- **Requirement**: Would you return all of this data exactly, leaving nothing out?

------ Records provided ------

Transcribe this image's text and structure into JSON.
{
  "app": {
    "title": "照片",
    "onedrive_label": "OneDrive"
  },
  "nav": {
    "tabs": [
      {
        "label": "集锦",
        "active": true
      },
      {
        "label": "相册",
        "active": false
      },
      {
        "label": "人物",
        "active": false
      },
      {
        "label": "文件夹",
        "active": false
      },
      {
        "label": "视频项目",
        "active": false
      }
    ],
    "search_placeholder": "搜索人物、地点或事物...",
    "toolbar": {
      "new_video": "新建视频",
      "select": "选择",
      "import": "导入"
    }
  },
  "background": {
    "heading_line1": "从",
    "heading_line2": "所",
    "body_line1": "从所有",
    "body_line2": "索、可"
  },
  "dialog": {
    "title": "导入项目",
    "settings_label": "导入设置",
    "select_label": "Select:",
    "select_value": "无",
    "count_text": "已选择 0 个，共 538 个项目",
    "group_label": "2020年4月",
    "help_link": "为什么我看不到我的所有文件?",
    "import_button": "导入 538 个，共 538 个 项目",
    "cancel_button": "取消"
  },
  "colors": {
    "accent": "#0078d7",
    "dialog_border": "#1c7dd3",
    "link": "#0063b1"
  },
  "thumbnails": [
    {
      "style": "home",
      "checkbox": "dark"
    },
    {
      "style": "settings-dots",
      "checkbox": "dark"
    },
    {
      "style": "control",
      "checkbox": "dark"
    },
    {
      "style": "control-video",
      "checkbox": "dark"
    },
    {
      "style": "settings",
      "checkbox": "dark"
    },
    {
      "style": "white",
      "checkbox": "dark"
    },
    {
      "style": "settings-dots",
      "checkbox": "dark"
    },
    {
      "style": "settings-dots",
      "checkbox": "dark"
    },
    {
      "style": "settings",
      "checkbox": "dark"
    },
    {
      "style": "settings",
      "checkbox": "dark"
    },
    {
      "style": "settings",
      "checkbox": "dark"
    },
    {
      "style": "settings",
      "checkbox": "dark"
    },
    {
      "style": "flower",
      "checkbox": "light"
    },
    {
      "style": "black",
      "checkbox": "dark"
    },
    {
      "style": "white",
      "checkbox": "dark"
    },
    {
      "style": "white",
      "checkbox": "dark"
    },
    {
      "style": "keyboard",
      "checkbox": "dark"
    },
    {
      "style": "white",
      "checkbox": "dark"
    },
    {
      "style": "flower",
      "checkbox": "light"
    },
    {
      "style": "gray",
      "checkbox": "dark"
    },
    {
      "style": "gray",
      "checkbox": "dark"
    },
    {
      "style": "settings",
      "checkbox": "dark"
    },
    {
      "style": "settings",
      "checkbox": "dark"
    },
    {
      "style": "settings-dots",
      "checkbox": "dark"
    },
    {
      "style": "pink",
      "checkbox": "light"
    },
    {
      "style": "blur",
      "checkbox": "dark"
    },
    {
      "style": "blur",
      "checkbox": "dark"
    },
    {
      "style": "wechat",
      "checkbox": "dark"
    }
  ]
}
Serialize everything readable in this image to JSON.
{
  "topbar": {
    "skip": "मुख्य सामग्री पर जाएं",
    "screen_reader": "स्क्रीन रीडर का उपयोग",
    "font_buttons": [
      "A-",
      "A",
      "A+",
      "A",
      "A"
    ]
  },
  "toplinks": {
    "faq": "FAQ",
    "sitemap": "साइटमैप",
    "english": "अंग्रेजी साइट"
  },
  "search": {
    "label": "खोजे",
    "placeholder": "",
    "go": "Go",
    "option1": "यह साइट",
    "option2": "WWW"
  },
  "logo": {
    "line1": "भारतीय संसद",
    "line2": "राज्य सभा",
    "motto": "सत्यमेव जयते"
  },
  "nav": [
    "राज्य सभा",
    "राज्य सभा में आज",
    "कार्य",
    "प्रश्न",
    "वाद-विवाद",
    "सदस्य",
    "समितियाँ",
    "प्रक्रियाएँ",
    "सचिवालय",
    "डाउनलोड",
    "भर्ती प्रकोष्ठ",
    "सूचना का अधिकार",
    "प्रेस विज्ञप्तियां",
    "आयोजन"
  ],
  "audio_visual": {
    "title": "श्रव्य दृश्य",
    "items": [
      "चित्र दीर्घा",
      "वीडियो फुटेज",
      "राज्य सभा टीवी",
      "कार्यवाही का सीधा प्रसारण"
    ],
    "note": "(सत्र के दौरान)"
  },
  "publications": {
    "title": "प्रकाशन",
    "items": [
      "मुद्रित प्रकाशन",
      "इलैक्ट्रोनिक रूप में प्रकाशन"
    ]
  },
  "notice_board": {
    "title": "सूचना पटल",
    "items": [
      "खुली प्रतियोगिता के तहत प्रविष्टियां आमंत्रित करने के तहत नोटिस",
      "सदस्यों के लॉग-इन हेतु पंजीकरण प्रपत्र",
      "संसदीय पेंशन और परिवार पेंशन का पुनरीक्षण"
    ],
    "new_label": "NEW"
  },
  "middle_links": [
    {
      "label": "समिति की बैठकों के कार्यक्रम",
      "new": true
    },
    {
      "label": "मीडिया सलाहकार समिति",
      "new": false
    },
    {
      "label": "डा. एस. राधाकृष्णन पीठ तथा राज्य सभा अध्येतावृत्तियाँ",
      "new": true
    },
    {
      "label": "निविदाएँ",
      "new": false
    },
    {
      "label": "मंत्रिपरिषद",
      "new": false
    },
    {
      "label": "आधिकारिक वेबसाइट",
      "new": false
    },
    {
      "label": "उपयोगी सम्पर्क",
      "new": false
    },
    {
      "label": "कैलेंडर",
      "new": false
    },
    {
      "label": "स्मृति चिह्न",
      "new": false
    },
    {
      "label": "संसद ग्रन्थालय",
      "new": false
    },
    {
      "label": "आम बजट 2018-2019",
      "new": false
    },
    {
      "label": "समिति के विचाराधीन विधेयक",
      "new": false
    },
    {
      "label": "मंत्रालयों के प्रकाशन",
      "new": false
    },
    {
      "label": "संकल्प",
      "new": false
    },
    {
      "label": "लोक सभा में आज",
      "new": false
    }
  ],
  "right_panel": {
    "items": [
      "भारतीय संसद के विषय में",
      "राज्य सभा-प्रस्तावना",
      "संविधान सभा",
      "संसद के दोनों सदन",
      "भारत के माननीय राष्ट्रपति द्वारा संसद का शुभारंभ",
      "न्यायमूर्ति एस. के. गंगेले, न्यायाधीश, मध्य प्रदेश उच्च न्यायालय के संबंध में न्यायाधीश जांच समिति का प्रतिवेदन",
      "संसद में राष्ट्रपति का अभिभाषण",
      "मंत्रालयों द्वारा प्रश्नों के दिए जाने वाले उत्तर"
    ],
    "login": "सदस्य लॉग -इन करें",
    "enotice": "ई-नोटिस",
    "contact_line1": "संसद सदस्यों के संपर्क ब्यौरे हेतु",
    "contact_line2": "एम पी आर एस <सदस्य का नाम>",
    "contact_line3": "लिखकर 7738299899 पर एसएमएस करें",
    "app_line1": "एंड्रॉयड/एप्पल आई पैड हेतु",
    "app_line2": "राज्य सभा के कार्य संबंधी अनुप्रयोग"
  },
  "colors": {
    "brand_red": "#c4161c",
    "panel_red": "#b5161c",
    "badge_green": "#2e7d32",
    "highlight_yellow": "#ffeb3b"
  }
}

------

- **Worked solution**:
Transcribe this image's text and structure into JSON.
{
  "app": {
    "title": "照片",
    "onedrive_label": "OneDrive"
  },
  "nav": {
    "tabs": [
      {
        "label": "集锦",
        "active": true
      },
      {
        "label": "相册",
        "active": false
      },
      {
        "label": "人物",
        "active": false
      },
      {
        "label": "文件夹",
        "active": false
      },
      {
        "label": "视频项目",
        "active": false
      }
    ],
    "search_placeholder": "搜索人物、地点或事物...",
    "toolbar": {
      "new_video": "新建视频",
      "select": "选择",
      "import": "导入"
    }
  },
  "background": {
    "heading_line1": "从",
    "heading_line2": "所",
    "body_line1": "从所有",
    "body_line2": "索、可"
  },
  "dialog": {
    "title": "导入项目",
    "settings_label": "导入设置",
    "select_label": "Select:",
    "select_value": "无",
    "count_text": "已选择 0 个，共 538 个项目",
    "group_label": "2020年4月",
    "help_link": "为什么我看不到我的所有文件?",
    "import_button": "导入 538 个，共 538 个 项目",
    "cancel_button": "取消"
  },
  "colors": {
    "accent": "#0078d7",
    "dialog_border": "#1c7dd3",
    "link": "#0063b1"
  },
  "thumbnails": [
    {
      "style": "home",
      "checkbox": "dark"
    },
    {
      "style": "settings-dots",
      "checkbox": "dark"
    },
    {
      "style": "control",
      "checkbox": "dark"
    },
    {
      "style": "control-video",
      "checkbox": "dark"
    },
    {
      "style": "settings",
      "checkbox": "dark"
    },
    {
      "style": "white",
      "checkbox": "dark"
    },
    {
      "style": "settings-dots",
      "checkbox": "dark"
    },
    {
      "style": "settings-dots",
      "checkbox": "dark"
    },
    {
      "style": "settings",
      "checkbox": "dark"
    },
    {
      "style": "settings",
      "checkbox": "dark"
    },
    {
      "style": "settings",
      "checkbox": "dark"
    },
    {
      "style": "settings",
      "checkbox": "dark"
    },
    {
      "style": "flower",
      "checkbox": "light"
    },
    {
      "style": "black",
      "checkbox": "dark"
    },
    {
      "style": "white",
      "checkbox": "dark"
    },
    {
      "style": "white",
      "checkbox": "dark"
    },
    {
      "style": "keyboard",
      "checkbox": "dark"
    },
    {
      "style": "white",
      "checkbox": "dark"
    },
    {
      "style": "flower",
      "checkbox": "light"
    },
    {
      "style": "gray",
      "checkbox": "dark"
    },
    {
      "style": "gray",
      "checkbox": "dark"
    },
    {
      "style": "settings",
      "checkbox": "dark"
    },
    {
      "style": "settings",
      "checkbox": "dark"
    },
    {
      "style": "settings-dots",
      "checkbox": "dark"
    },
    {
      "style": "pink",
      "checkbox": "light"
    },
    {
      "style": "blur",
      "checkbox": "dark"
    },
    {
      "style": "blur",
      "checkbox": "dark"
    },
    {
      "style": "wechat",
      "checkbox": "dark"
    }
  ]
}
Serialize everything readable in this image to JSON.
{
  "topbar": {
    "skip": "मुख्य सामग्री पर जाएं",
    "screen_reader": "स्क्रीन रीडर का उपयोग",
    "font_buttons": [
      "A-",
      "A",
      "A+",
      "A",
      "A"
    ]
  },
  "toplinks": {
    "faq": "FAQ",
    "sitemap": "साइटमैप",
    "english": "अंग्रेजी साइट"
  },
  "search": {
    "label": "खोजे",
    "placeholder": "",
    "go": "Go",
    "option1": "यह साइट",
    "option2": "WWW"
  },
  "logo": {
    "line1": "भारतीय संसद",
    "line2": "राज्य सभा",
    "motto": "सत्यमेव जयते"
  },
  "nav": [
    "राज्य सभा",
    "राज्य सभा में आज",
    "कार्य",
    "प्रश्न",
    "वाद-विवाद",
    "सदस्य",
    "समितियाँ",
    "प्रक्रियाएँ",
    "सचिवालय",
    "डाउनलोड",
    "भर्ती प्रकोष्ठ",
    "सूचना का अधिकार",
    "प्रेस विज्ञप्तियां",
    "आयोजन"
  ],
  "audio_visual": {
    "title": "श्रव्य दृश्य",
    "items": [
      "चित्र दीर्घा",
      "वीडियो फुटेज",
      "राज्य सभा टीवी",
      "कार्यवाही का सीधा प्रसारण"
    ],
    "note": "(सत्र के दौरान)"
  },
  "publications": {
    "title": "प्रकाशन",
    "items": [
      "मुद्रित प्रकाशन",
      "इलैक्ट्रोनिक रूप में प्रकाशन"
    ]
  },
  "notice_board": {
    "title": "सूचना पटल",
    "items": [
      "खुली प्रतियोगिता के तहत प्रविष्टियां आमंत्रित करने के तहत नोटिस",
      "सदस्यों के लॉग-इन हेतु पंजीकरण प्रपत्र",
      "संसदीय पेंशन और परिवार पेंशन का पुनरीक्षण"
    ],
    "new_label": "NEW"
  },
  "middle_links": [
    {
      "label": "समिति की बैठकों के कार्यक्रम",
      "new": true
    },
    {
      "label": "मीडिया सलाहकार समिति",
      "new": false
    },
    {
      "label": "डा. एस. राधाकृष्णन पीठ तथा राज्य सभा अध्येतावृत्तियाँ",
      "new": true
    },
    {
      "label": "निविदाएँ",
      "new": false
    },
    {
      "label": "मंत्रिपरिषद",
      "new": false
    },
    {
      "label": "आधिकारिक वेबसाइट",
      "new": false
    },
    {
      "label": "उपयोगी सम्पर्क",
      "new": false
    },
    {
      "label": "कैलेंडर",
      "new": false
    },
    {
      "label": "स्मृति चिह्न",
      "new": false
    },
    {
      "label": "संसद ग्रन्थालय",
      "new": false
    },
    {
      "label": "आम बजट 2018-2019",
      "new": false
    },
    {
      "label": "समिति के विचाराधीन विधेयक",
      "new": false
    },
    {
      "label": "मंत्रालयों के प्रकाशन",
      "new": false
    },
    {
      "label": "संकल्प",
      "new": false
    },
    {
      "label": "लोक सभा में आज",
      "new": false
    }
  ],
  "right_panel": {
    "items": [
      "भारतीय संसद के विषय में",
      "राज्य सभा-प्रस्तावना",
      "संविधान सभा",
      "संसद के दोनों सदन",
      "भारत के माननीय राष्ट्रपति द्वारा संसद का शुभारंभ",
      "न्यायमूर्ति एस. के. गंगेले, न्यायाधीश, मध्य प्रदेश उच्च न्यायालय के संबंध में न्यायाधीश जांच समिति का प्रतिवेदन",
      "संसद में राष्ट्रपति का अभिभाषण",
      "मंत्रालयों द्वारा प्रश्नों के दिए जाने वाले उत्तर"
    ],
    "login": "सदस्य लॉग -इन करें",
    "enotice": "ई-नोटिस",
    "contact_line1": "संसद सदस्यों के संपर्क ब्यौरे हेतु",
    "contact_line2": "एम पी आर एस <सदस्य का नाम>",
    "contact_line3": "लिखकर 7738299899 पर एसएमएस करें",
    "app_line1": "एंड्रॉयड/एप्पल आई पैड हेतु",
    "app_line2": "राज्य सभा के कार्य संबंधी अनुप्रयोग"
  },
  "colors": {
    "brand_red": "#c4161c",
    "panel_red": "#b5161c",
    "badge_green": "#2e7d32",
    "highlight_yellow": "#ffeb3b"
  }
}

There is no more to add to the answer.